● EXERCISE DESCRIPTION: The answer must be every line from the listing that holds the string "title".

GIVEN RECORDS START

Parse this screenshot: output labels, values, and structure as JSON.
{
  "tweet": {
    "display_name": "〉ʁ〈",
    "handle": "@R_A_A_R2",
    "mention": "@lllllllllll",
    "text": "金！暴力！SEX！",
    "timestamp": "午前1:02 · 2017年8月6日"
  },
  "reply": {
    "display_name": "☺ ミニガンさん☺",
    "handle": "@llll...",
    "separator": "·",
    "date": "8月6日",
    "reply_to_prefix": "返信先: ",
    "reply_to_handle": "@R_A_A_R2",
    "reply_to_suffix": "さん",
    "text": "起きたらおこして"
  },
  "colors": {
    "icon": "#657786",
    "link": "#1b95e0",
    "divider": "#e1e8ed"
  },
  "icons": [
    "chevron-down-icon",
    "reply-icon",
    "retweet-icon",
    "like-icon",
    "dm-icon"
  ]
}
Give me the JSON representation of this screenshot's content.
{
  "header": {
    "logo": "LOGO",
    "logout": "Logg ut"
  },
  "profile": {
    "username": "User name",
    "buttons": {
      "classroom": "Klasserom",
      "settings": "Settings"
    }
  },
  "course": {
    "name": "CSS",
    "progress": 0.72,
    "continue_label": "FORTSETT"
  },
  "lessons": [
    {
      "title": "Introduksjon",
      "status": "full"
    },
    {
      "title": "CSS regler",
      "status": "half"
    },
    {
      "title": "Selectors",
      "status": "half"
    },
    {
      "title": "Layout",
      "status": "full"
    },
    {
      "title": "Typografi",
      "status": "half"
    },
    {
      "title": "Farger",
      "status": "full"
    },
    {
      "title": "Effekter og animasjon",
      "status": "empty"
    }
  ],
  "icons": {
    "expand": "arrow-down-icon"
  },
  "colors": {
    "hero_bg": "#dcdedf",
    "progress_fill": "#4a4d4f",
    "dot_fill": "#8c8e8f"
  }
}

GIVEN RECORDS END

● EXERCISE OUTPUT:
      "title": "Introduksjon",
      "title": "CSS regler",
      "title": "Selectors",
      "title": "Layout",
      "title": "Typografi",
      "title": "Farger",
      "title": "Effekter og animasjon",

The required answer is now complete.